Best of luck to everyone. When someone is choking, it is about the most disconcerting thing to deal with. Also as a caregiver, it's not a bad idea to get a doctor or other professional (the Red Cross, the YMCA, etc.) to teach you how to do abdominal thrusts gently, effectively, i.e. correctly. Life ain't the movies.
My mother (95 when she departed this life on Dec. 15, 2010) began choking. She suffered from Parkinson's and Dementia. Exercises would have been out of the question because she understood very little of what we told her. The choking sounded like anyone who strangles on food. The morning of Dec. 4, I gave her some juice and the choking elevated to a new level. The choking was wet sounding and I thought she was drowning. At the hospital, a speech therapist attempted a swallow test but the wet choking began anew. Without a tube, we were told Mama would not be able to swallow and would ultimatey starve to death. Before her dementia set in, she did a living will and was adamant about not wanting a feeding tube. Our only choice, accoding to all the professionals, was put her under hospice care and dehydrate her to death. Which we did and 10 days later se passed away. I have so much guilt about letting Mama pass this way. I feel we engineered her death and I'll always regret not doing something to help her.
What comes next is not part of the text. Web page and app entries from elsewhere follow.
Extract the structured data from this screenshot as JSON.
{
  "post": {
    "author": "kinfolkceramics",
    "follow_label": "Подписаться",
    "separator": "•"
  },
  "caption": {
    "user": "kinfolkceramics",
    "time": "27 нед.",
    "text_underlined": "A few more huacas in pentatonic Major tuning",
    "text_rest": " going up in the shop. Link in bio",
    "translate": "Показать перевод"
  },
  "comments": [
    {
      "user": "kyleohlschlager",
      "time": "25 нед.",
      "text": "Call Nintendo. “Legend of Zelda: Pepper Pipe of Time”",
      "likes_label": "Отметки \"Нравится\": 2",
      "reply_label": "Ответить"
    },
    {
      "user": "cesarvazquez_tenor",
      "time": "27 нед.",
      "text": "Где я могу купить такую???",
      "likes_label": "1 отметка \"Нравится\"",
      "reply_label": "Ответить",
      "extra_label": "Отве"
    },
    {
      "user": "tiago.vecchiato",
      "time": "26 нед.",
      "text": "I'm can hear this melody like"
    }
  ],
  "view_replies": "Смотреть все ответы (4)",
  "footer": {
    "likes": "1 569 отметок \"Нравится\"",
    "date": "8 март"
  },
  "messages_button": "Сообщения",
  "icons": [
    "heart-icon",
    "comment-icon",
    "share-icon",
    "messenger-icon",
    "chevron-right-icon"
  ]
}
Also have the doctor review any recent medications - sometimes sawllowing can be worse due to antipsychotics or antispasticity meds, especially baclofen.

My dad did great on thickened liquids, but for someone who just won't drink them there is something called the Frazier protocoal which allows plain water between meals with optimal oral hygeine instead of tube feeds, and it makes a lot of sense for a lot of our loved ones with dementia.